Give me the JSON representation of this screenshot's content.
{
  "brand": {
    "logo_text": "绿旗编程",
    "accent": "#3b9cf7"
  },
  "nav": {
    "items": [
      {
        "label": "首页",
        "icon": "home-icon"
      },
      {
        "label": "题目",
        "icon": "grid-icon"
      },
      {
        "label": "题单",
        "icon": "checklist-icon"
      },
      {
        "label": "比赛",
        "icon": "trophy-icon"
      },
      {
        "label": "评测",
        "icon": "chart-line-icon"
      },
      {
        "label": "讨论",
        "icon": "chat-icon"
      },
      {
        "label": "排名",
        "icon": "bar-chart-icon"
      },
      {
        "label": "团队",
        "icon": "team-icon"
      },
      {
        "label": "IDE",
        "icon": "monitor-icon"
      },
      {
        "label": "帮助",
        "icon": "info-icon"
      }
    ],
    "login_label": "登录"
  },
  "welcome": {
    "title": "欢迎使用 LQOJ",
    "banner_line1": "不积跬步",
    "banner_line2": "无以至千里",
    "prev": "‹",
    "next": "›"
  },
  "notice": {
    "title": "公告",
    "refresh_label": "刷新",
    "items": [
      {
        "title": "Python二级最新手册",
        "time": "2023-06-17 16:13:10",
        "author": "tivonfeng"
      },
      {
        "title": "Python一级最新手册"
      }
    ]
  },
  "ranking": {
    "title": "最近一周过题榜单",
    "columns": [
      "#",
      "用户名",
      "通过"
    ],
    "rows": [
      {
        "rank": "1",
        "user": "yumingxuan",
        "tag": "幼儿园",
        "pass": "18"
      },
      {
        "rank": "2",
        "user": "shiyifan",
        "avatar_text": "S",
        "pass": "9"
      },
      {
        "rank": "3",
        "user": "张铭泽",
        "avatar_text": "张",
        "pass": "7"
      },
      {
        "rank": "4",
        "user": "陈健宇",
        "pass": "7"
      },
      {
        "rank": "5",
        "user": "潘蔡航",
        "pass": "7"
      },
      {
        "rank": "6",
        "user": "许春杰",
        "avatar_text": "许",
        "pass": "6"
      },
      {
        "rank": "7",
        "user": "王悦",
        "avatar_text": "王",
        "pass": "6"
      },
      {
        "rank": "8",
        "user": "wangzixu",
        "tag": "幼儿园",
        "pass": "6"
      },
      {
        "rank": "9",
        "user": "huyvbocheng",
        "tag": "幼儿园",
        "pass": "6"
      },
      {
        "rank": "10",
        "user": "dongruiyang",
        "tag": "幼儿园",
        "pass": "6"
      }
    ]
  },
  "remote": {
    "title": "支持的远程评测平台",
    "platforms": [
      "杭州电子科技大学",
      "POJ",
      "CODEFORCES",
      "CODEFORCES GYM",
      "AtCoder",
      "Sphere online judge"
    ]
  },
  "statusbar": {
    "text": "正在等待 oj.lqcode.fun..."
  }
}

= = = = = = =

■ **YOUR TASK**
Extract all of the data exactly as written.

■ **ANSWER SECTION**
Give me the JSON representation of this screenshot's content.
{
  "brand": {
    "logo_text": "绿旗编程",
    "accent": "#3b9cf7"
  },
  "nav": {
    "items": [
      {
        "label": "首页",
        "icon": "home-icon"
      },
      {
        "label": "题目",
        "icon": "grid-icon"
      },
      {
        "label": "题单",
        "icon": "checklist-icon"
      },
      {
        "label": "比赛",
        "icon": "trophy-icon"
      },
      {
        "label": "评测",
        "icon": "chart-line-icon"
      },
      {
        "label": "讨论",
        "icon": "chat-icon"
      },
      {
        "label": "排名",
        "icon": "bar-chart-icon"
      },
      {
        "label": "团队",
        "icon": "team-icon"
      },
      {
        "label": "IDE",
        "icon": "monitor-icon"
      },
      {
        "label": "帮助",
        "icon": "info-icon"
      }
    ],
    "login_label": "登录"
  },
  "welcome": {
    "title": "欢迎使用 LQOJ",
    "banner_line1": "不积跬步",
    "banner_line2": "无以至千里",
    "prev": "‹",
    "next": "›"
  },
  "notice": {
    "title": "公告",
    "refresh_label": "刷新",
    "items": [
      {
        "title": "Python二级最新手册",
        "time": "2023-06-17 16:13:10",
        "author": "tivonfeng"
      },
      {
        "title": "Python一级最新手册"
      }
    ]
  },
  "ranking": {
    "title": "最近一周过题榜单",
    "columns": [
      "#",
      "用户名",
      "通过"
    ],
    "rows": [
      {
        "rank": "1",
        "user": "yumingxuan",
        "tag": "幼儿园",
        "pass": "18"
      },
      {
        "rank": "2",
        "user": "shiyifan",
        "avatar_text": "S",
        "pass": "9"
      },
      {
        "rank": "3",
        "user": "张铭泽",
        "avatar_text": "张",
        "pass": "7"
      },
      {
        "rank": "4",
        "user": "陈健宇",
        "pass": "7"
      },
      {
        "rank": "5",
        "user": "潘蔡航",
        "pass": "7"
      },
      {
        "rank": "6",
        "user": "许春杰",
        "avatar_text": "许",
        "pass": "6"
      },
      {
        "rank": "7",
        "user": "王悦",
        "avatar_text": "王",
        "pass": "6"
      },
      {
        "rank": "8",
        "user": "wangzixu",
        "tag": "幼儿园",
        "pass": "6"
      },
      {
        "rank": "9",
        "user": "huyvbocheng",
        "tag": "幼儿园",
        "pass": "6"
      },
      {
        "rank": "10",
        "user": "dongruiyang",
        "tag": "幼儿园",
        "pass": "6"
      }
    ]
  },
  "remote": {
    "title": "支持的远程评测平台",
    "platforms": [
      "杭州电子科技大学",
      "POJ",
      "CODEFORCES",
      "CODEFORCES GYM",
      "AtCoder",
      "Sphere online judge"
    ]
  },
  "statusbar": {
    "text": "正在等待 oj.lqcode.fun..."
  }
}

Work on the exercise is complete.